Published in: Wall Street Journal
Written by: Betsy McCaughey
11/29/2007 – Last month, health inspectors in New York City shut down Serendipity, an upscale ice cream parlor. Though the closing made headlines, it is a common occurrence for less famous eateries charged with violations like unclean cutting boards and floors, workers who fail to clean their hands, and improper food handling that could lead to bacterial contamination.
In New York, restaurants are inspected, without prior notice, once a year. In Los Angeles, inspections are done three times a year and restaurants must display their grade near the front door. After Los Angeles instituted this inspection system, the number of people sickened by food-borne illnesses fell 13%, according to the Journal of Environmental Health. Columbus, Ohio, and other cities are now following L.A.’s lead.
But why aren’t hospitals and doctors’ offices held to the same standard and inspected regularly?
Going to a restaurant is voluntary. Going to the hospital is not. And inadequate hygiene in hospitals is far deadlier than in restaurants. The Centers for Disease Control and Prevention estimates that 2,500 people die each year after picking up a food-borne illness in a restaurant or prepared food store. Forty times that number-100,000 people-die each year, according to the CDC, from infections contracted in health-care facilities.
Data recently published by the Journal of the American Medical Association show that infections from just one type of bacteria-methicillin-resistant Staphylococcus aureus (MRSA)-kill about twice as many people in the U.S. as previously thought. The finding is based on lab tests, not on what hospitals report.
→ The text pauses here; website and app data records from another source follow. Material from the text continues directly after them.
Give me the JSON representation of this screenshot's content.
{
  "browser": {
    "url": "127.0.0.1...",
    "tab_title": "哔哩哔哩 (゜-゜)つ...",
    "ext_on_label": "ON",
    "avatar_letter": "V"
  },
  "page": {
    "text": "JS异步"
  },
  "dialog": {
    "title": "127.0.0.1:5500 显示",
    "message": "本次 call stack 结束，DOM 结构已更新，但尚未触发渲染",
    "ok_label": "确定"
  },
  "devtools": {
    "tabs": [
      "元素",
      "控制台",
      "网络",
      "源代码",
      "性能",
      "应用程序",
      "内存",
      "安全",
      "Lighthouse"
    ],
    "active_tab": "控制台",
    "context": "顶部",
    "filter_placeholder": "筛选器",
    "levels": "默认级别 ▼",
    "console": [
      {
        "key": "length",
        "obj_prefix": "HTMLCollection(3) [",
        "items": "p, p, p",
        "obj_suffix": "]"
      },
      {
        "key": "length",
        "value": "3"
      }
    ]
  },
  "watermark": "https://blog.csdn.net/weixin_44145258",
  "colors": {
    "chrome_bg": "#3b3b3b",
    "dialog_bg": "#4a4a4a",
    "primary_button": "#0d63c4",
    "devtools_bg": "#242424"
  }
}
If the same methodology were used to quantify deaths from all hospital infections (not just MRSA), the toll would likely be much larger than 100,000.
These infections are caused largely by unclean hands, inadequately cleaned equipment, and contaminated clothing that allow bacteria to spread from patient to patient. In a study released in April, Boston University researchers examining 49 operating rooms at four New England hospitals found that more than half the objects that should have been disinfected were overlooked by cleaners.
At one time, hospitals routinely tested surfaces for bacteria, but in 1970, the CDC and the American Hospital Association advised them to stop, saying testing was unnecessary. Astoundingly, the CDC still adheres to that position despite a 32-fold increase in MRSA infections. CDC officials say that lab capacity should be reserved for tests on patients.
Testing surfaces is so simple and, inexpensive that it’s used routinely in the food industry. Is it more important to test for bacteria in meat processing plants than in operating rooms?
The organization that accredits most hospitals, the Joint Commission, usually visits a hospital every three years. The Commission emphasizes hand hygiene, but that’s not enough. As long as hospitals are inadequately cleaned, doctors’ and nurses’ hands will become recontaminated seconds after they are washed, whenever they touch a privacy curtain, or other bacteria-laden surface.
Joint Commission accreditation is no guarantee that a hospital is sanitary. An April 2007 study showed that 25% of California hospitals deemed unsanitary by state investigators responding to complaints had been accredited by the Joint Commission within the previous year.
Amazingly, physicians’ offices are not inspected at all. Most physicians are required to take a yearly course on infection precautions, but there is no follow up to ensure they adhere to them or maintain clean offices. Patients’ privacy concerns and cost issues may stand in the way of regularly inspecting doctors’ offices, but when serious hygiene infractions are suspected, state health authorities should act decisively. In many states, health departments and state medical boards are under criticism for putting a physician’s livelihood ahead of patient safety.
It was serendipitous that a Nassau County, N.Y., health official noticed repeated cases of Hepatitis C and called for an investigation of Dr. Harvey Finkelstein, a Long Island doctor. Finkelstein allegedly was reusing syringes, contrary to universal precautions, and injected patients with contaminated medications.
According to news reports, one of Finkelstein’s patients became infected with Hepatitis C, an incurable virus, and over a thousand other patients have been notified by health officials that they could be at risk for Hepatitis C and HIV.
The New York State Dept of Health called Finkelstein’s reuse of syringes a “correctable error,” and is allowing him to continue to practice under observation.
“Correctable?” Not for the 53-year-old patient infected with Hepatitis C or the many other patients dreading the results of their blood tests. Restaurants are closed for far less.
Ms. McCaughey, a former lieutenant governor of New York, is founder and chairman of the Committee to Reduce Infection Deaths.